• _TASK_: Please copy the data below exactly; none of the pictures in it belong in the copy.

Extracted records

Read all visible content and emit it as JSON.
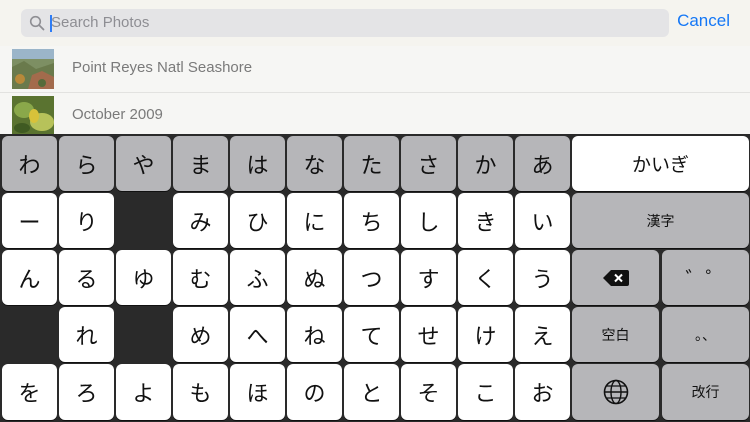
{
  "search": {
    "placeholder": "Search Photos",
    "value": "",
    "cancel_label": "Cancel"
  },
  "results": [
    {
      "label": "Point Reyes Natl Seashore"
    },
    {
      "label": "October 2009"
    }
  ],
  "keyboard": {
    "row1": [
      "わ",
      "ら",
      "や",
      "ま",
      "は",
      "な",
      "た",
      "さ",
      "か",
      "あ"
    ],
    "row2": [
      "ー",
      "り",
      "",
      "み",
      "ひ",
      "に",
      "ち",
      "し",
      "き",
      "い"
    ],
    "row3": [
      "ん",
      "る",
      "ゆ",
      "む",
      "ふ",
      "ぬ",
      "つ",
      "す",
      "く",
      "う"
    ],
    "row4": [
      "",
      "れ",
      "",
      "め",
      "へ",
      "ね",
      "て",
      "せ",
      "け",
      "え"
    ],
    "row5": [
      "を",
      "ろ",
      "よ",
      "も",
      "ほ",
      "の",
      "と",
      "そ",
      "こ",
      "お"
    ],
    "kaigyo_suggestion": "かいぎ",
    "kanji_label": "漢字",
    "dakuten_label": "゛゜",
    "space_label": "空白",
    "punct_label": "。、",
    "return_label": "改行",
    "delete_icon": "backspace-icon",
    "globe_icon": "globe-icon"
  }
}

• _PROBLEM SOLUTION_:
Read all visible content and emit it as JSON.
{
  "search": {
    "placeholder": "Search Photos",
    "value": "",
    "cancel_label": "Cancel"
  },
  "results": [
    {
      "label": "Point Reyes Natl Seashore"
    },
    {
      "label": "October 2009"
    }
  ],
  "keyboard": {
    "row1": [
      "わ",
      "ら",
      "や",
      "ま",
      "は",
      "な",
      "た",
      "さ",
      "か",
      "あ"
    ],
    "row2": [
      "ー",
      "り",
      "",
      "み",
      "ひ",
      "に",
      "ち",
      "し",
      "き",
      "い"
    ],
    "row3": [
      "ん",
      "る",
      "ゆ",
      "む",
      "ふ",
      "ぬ",
      "つ",
      "す",
      "く",
      "う"
    ],
    "row4": [
      "",
      "れ",
      "",
      "め",
      "へ",
      "ね",
      "て",
      "せ",
      "け",
      "え"
    ],
    "row5": [
      "を",
      "ろ",
      "よ",
      "も",
      "ほ",
      "の",
      "と",
      "そ",
      "こ",
      "お"
    ],
    "kaigyo_suggestion": "かいぎ",
    "kanji_label": "漢字",
    "dakuten_label": "゛゜",
    "space_label": "空白",
    "punct_label": "。、",
    "return_label": "改行",
    "delete_icon": "backspace-icon",
    "globe_icon": "globe-icon"
  }
}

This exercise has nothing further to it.